(Supplied information Opens)

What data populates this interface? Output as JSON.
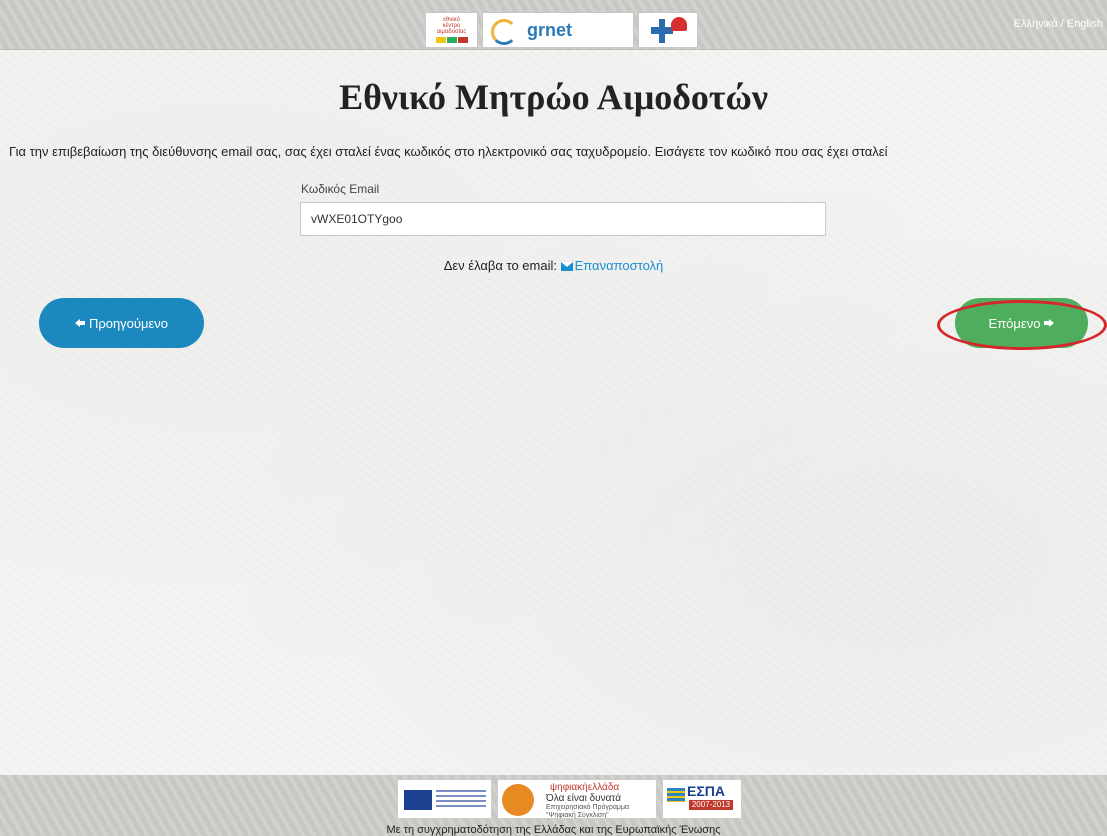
{
  "header": {
    "language_switch": "Ελληνικά / English",
    "logos": [
      {
        "name": "ekea-logo",
        "lines": [
          "εθνικό",
          "κέντρο",
          "αιμοδοσίας"
        ]
      },
      {
        "name": "grnet-logo",
        "text": "grnet"
      },
      {
        "name": "medical-cross-logo"
      }
    ]
  },
  "page": {
    "title": "Εθνικό Μητρώο Αιμοδοτών",
    "instructions": "Για την επιβεβαίωση της διεύθυνσης email σας, σας έχει σταλεί ένας κωδικός στο ηλεκτρονικό σας ταχυδρομείο. Εισάγετε τον κωδικό που σας έχει σταλεί"
  },
  "form": {
    "code_label": "Κωδικός Email",
    "code_value": "vWXE01OTYgoo",
    "resend_prompt": "Δεν έλαβα το email:",
    "resend_link": "Επαναποστολή"
  },
  "navigation": {
    "prev_label": "Προηγούμενο",
    "next_label": "Επόμενο"
  },
  "footer": {
    "digital_logo": {
      "line1": "ψηφιακήελλάδα",
      "line2": "Όλα είναι δυνατά",
      "line3": "Επιχειρησιακό Πρόγραμμα \"Ψηφιακή Σύγκλιση\""
    },
    "espa_logo": {
      "title": "ΕΣΠΑ",
      "years": "2007-2013"
    },
    "cofinance_text": "Με τη συγχρηματοδότηση της Ελλάδας και της Ευρωπαϊκής Ένωσης"
  },
  "colors": {
    "prev_button": "#1b89bf",
    "next_button": "#4fae5d",
    "link": "#1a8fd0",
    "highlight_ring": "#d6252b"
  },
  "icons": [
    "arrow-left-icon",
    "arrow-right-icon",
    "envelope-icon"
  ]
}
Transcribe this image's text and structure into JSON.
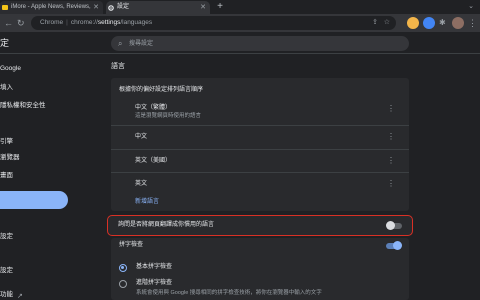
{
  "tabs": [
    {
      "title": "iMore - Apple News, Reviews,",
      "state": "inactive"
    },
    {
      "title": "設定",
      "state": "active"
    }
  ],
  "new_tab": "+",
  "tab_close": "✕",
  "omnibox": {
    "scheme": "Chrome",
    "separator": "|",
    "host_path_prefix": "chrome://",
    "host": "settings",
    "path": "/languages"
  },
  "settings": {
    "title": "定",
    "search_placeholder": "搜尋設定"
  },
  "nav": {
    "items": [
      {
        "label": "Google"
      },
      {
        "label": "填入"
      },
      {
        "label": "隱私權和安全性"
      },
      {
        "label": "引擎"
      },
      {
        "label": "瀏覽器"
      },
      {
        "label": "畫面"
      },
      {
        "label": "設定"
      },
      {
        "label": "設定"
      },
      {
        "label": "功能"
      }
    ]
  },
  "languages": {
    "section_title": "語言",
    "order_heading": "根據你的偏好設定排列語言順序",
    "list": [
      {
        "name": "中文（繁體）",
        "description": "這是瀏覽網頁時使用的語言"
      },
      {
        "name": "中文",
        "description": ""
      },
      {
        "name": "英文（美國）",
        "description": ""
      },
      {
        "name": "英文",
        "description": ""
      }
    ],
    "more_glyph": "⋮",
    "add_language": "新增語言",
    "offer_translate": {
      "label": "詢問是否將網頁翻譯成你慣用的語言",
      "enabled": false
    }
  },
  "spellcheck": {
    "label": "拼字檢查",
    "enabled": true,
    "options": [
      {
        "label": "基本拼字檢查",
        "selected": true,
        "description": ""
      },
      {
        "label": "進階拼字檢查",
        "selected": false,
        "description": "系統會使用與 Google 搜尋相同的拼字檢查技術，將你在瀏覽器中輸入的文字"
      }
    ]
  },
  "colors": {
    "accent": "#8ab4f8",
    "highlight_border": "#d93025",
    "background": "#202124",
    "card": "#292a2d"
  }
}
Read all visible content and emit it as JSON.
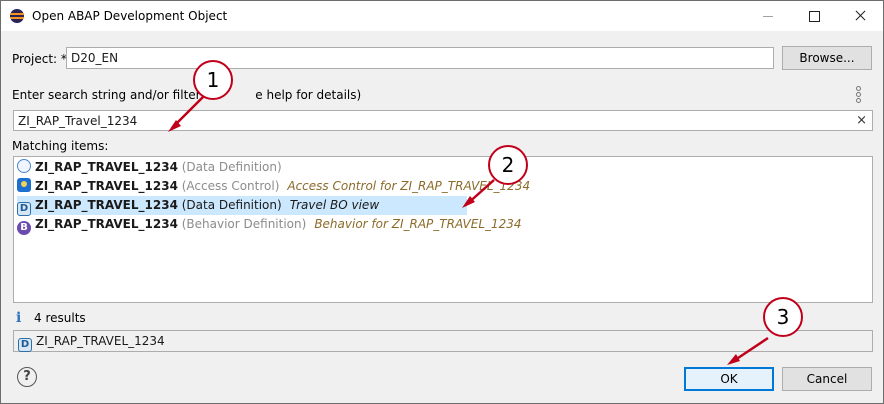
{
  "window": {
    "title": "Open ABAP Development Object"
  },
  "project": {
    "label": "Project: *",
    "value": "D20_EN",
    "browse_label": "Browse..."
  },
  "search": {
    "label": "Enter search string and/or filter cri",
    "label_tail": "e help for details)",
    "value": "ZI_RAP_Travel_1234"
  },
  "matching": {
    "label": "Matching items:"
  },
  "items": [
    {
      "name": "ZI_RAP_TRAVEL_1234",
      "type": " (Data Definition)",
      "desc": ""
    },
    {
      "name": "ZI_RAP_TRAVEL_1234",
      "type": " (Access Control)",
      "desc": "Access Control for ZI_RAP_TRAVEL_1234"
    },
    {
      "name": "ZI_RAP_TRAVEL_1234",
      "type": " (Data Definition)",
      "desc": "Travel BO view"
    },
    {
      "name": "ZI_RAP_TRAVEL_1234",
      "type": " (Behavior Definition)",
      "desc": "Behavior for ZI_RAP_TRAVEL_1234"
    }
  ],
  "results": {
    "text": "4 results",
    "selected": "ZI_RAP_TRAVEL_1234"
  },
  "buttons": {
    "ok": "OK",
    "cancel": "Cancel"
  },
  "callouts": [
    "1",
    "2",
    "3"
  ],
  "icons": {
    "dd_icon_letter": "D",
    "bd_icon_letter": "B",
    "help": "?",
    "info": "i",
    "clear": "×"
  }
}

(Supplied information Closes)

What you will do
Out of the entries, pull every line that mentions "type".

Exercise result
      "type": " (Data Definition)",
      "type": " (Access Control)",
      "type": " (Data Definition)",
      "type": " (Behavior Definition)",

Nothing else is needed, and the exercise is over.